**Work to be completed**
Return each entry below exactly. Skip the images.
*** Data provided Section Begins ***
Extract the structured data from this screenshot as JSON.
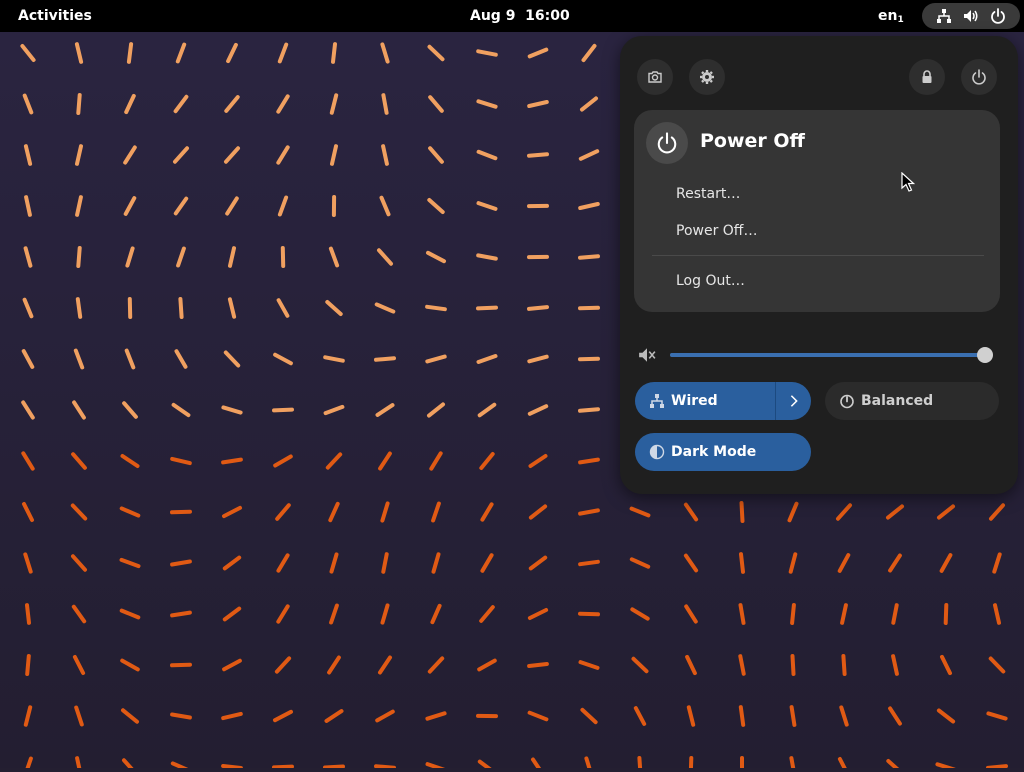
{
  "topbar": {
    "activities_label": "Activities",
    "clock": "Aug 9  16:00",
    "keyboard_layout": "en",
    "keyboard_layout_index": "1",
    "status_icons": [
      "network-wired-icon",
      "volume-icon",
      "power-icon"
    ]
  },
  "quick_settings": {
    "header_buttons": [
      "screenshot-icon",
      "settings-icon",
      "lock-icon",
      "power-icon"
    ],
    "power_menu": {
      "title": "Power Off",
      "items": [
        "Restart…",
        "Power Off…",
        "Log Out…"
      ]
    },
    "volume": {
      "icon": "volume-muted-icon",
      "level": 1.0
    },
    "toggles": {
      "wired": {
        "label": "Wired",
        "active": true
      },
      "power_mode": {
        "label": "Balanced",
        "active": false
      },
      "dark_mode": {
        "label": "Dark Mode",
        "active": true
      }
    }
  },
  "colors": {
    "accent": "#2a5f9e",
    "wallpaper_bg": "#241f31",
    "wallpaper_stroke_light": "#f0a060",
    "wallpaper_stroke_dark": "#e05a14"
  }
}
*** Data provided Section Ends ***
**Response area**
Extract the structured data from this screenshot as JSON.
{
  "topbar": {
    "activities_label": "Activities",
    "clock": "Aug 9  16:00",
    "keyboard_layout": "en",
    "keyboard_layout_index": "1",
    "status_icons": [
      "network-wired-icon",
      "volume-icon",
      "power-icon"
    ]
  },
  "quick_settings": {
    "header_buttons": [
      "screenshot-icon",
      "settings-icon",
      "lock-icon",
      "power-icon"
    ],
    "power_menu": {
      "title": "Power Off",
      "items": [
        "Restart…",
        "Power Off…",
        "Log Out…"
      ]
    },
    "volume": {
      "icon": "volume-muted-icon",
      "level": 1.0
    },
    "toggles": {
      "wired": {
        "label": "Wired",
        "active": true
      },
      "power_mode": {
        "label": "Balanced",
        "active": false
      },
      "dark_mode": {
        "label": "Dark Mode",
        "active": true
      }
    }
  },
  "colors": {
    "accent": "#2a5f9e",
    "wallpaper_bg": "#241f31",
    "wallpaper_stroke_light": "#f0a060",
    "wallpaper_stroke_dark": "#e05a14"
  }
}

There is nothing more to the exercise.